● WORK INSTRUCTIONS: Could you filter the records below down to the lines that include the word "JSON"?

● INFORMATION GIVEN:

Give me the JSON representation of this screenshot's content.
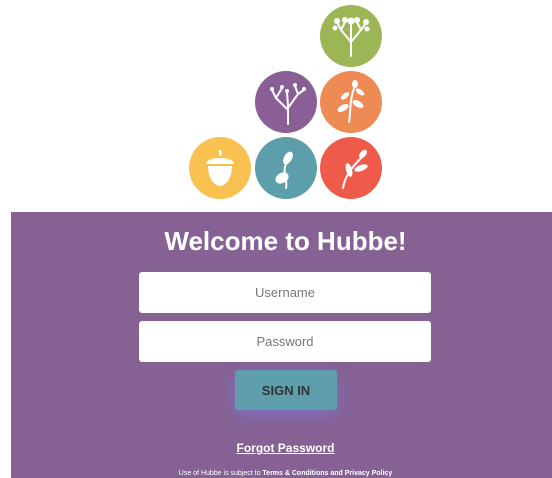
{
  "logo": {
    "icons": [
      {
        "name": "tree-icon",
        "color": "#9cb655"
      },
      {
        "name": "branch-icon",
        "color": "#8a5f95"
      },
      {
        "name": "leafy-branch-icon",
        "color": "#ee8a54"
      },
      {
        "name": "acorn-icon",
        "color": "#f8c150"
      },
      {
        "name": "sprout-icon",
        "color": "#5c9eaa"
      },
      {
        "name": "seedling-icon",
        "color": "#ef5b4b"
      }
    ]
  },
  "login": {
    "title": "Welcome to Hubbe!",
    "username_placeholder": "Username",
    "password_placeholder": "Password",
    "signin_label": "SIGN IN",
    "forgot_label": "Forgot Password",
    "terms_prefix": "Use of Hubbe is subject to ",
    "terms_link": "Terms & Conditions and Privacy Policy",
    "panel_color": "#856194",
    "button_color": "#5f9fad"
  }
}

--

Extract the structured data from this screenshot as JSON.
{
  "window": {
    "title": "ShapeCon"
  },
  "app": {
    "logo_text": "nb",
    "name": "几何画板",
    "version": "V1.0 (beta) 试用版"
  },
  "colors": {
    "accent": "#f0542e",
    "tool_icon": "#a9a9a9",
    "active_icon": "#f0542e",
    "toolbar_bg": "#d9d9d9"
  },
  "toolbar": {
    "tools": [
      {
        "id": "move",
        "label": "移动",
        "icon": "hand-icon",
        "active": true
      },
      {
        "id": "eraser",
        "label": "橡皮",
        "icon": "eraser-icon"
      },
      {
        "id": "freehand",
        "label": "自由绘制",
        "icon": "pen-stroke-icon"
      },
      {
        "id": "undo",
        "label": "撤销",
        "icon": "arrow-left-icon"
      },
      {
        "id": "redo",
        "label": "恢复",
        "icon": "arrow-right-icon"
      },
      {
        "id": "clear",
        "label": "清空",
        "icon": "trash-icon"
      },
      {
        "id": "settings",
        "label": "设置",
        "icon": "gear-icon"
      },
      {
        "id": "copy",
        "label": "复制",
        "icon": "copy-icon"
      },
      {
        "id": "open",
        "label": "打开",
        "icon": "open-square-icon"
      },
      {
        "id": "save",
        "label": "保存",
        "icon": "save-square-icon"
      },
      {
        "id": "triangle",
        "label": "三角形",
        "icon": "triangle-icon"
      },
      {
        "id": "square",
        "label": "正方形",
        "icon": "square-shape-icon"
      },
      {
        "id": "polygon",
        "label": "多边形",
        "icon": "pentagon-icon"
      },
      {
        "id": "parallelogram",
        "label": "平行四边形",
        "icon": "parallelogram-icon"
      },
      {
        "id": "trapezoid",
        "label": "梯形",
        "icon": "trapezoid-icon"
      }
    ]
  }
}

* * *

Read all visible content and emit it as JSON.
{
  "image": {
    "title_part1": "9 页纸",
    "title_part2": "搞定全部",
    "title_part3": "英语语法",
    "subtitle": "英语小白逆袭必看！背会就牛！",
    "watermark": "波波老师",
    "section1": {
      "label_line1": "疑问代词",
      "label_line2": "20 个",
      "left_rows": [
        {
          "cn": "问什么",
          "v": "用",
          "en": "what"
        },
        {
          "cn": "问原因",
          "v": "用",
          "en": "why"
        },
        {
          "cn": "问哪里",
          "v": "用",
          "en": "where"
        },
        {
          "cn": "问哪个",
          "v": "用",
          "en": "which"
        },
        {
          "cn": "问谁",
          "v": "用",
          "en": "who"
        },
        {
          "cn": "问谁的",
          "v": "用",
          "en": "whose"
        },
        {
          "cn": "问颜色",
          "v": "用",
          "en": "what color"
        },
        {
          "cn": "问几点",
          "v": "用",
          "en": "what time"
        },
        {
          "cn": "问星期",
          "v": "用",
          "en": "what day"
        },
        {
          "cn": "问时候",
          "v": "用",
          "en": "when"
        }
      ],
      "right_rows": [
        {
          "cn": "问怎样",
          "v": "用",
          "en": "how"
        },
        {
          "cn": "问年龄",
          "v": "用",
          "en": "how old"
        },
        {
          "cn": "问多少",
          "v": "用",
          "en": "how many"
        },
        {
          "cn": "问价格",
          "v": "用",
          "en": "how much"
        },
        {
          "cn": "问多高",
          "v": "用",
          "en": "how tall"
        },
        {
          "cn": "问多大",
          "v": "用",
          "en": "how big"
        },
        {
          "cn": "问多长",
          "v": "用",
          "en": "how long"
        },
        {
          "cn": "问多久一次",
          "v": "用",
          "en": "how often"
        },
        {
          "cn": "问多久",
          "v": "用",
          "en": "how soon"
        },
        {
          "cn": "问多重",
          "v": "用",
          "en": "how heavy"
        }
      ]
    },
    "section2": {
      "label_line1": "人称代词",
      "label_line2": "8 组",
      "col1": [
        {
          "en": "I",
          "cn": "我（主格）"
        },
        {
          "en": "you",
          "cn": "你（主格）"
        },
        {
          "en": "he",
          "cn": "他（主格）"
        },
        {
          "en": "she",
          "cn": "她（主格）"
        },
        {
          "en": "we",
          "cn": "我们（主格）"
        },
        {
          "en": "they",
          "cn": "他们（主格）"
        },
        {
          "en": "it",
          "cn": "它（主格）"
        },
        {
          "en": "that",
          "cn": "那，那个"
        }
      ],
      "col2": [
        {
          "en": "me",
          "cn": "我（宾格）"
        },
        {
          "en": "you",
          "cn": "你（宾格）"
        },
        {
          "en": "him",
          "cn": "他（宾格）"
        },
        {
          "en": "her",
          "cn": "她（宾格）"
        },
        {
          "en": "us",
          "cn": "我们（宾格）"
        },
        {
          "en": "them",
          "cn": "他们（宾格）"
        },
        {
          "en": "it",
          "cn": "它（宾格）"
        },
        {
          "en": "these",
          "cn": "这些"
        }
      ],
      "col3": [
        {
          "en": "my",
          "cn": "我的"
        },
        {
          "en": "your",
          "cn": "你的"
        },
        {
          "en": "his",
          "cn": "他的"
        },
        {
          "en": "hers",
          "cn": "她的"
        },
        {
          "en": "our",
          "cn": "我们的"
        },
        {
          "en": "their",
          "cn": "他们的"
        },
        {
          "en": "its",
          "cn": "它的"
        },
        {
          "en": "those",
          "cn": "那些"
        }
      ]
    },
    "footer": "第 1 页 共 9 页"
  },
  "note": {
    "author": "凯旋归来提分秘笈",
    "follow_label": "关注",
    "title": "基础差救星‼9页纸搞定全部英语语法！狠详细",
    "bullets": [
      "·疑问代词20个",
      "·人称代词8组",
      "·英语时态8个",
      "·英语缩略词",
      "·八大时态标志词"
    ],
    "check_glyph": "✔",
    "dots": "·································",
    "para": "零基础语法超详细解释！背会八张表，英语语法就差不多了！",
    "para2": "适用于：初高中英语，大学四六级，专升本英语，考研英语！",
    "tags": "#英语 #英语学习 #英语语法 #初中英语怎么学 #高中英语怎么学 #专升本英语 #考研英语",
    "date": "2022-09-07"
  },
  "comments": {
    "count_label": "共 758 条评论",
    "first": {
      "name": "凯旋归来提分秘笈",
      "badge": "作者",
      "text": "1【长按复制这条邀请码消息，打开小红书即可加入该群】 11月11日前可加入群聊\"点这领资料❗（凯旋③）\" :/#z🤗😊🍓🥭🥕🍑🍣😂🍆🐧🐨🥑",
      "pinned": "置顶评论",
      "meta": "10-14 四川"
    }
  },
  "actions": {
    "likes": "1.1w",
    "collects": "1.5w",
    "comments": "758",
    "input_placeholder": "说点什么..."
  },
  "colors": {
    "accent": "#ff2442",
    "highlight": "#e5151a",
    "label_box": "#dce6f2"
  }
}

● OUTPUT FOR THIS TASK:
Give me the JSON representation of this screenshot's content.
Extract the structured data from this screenshot as JSON.
Read all visible content and emit it as JSON.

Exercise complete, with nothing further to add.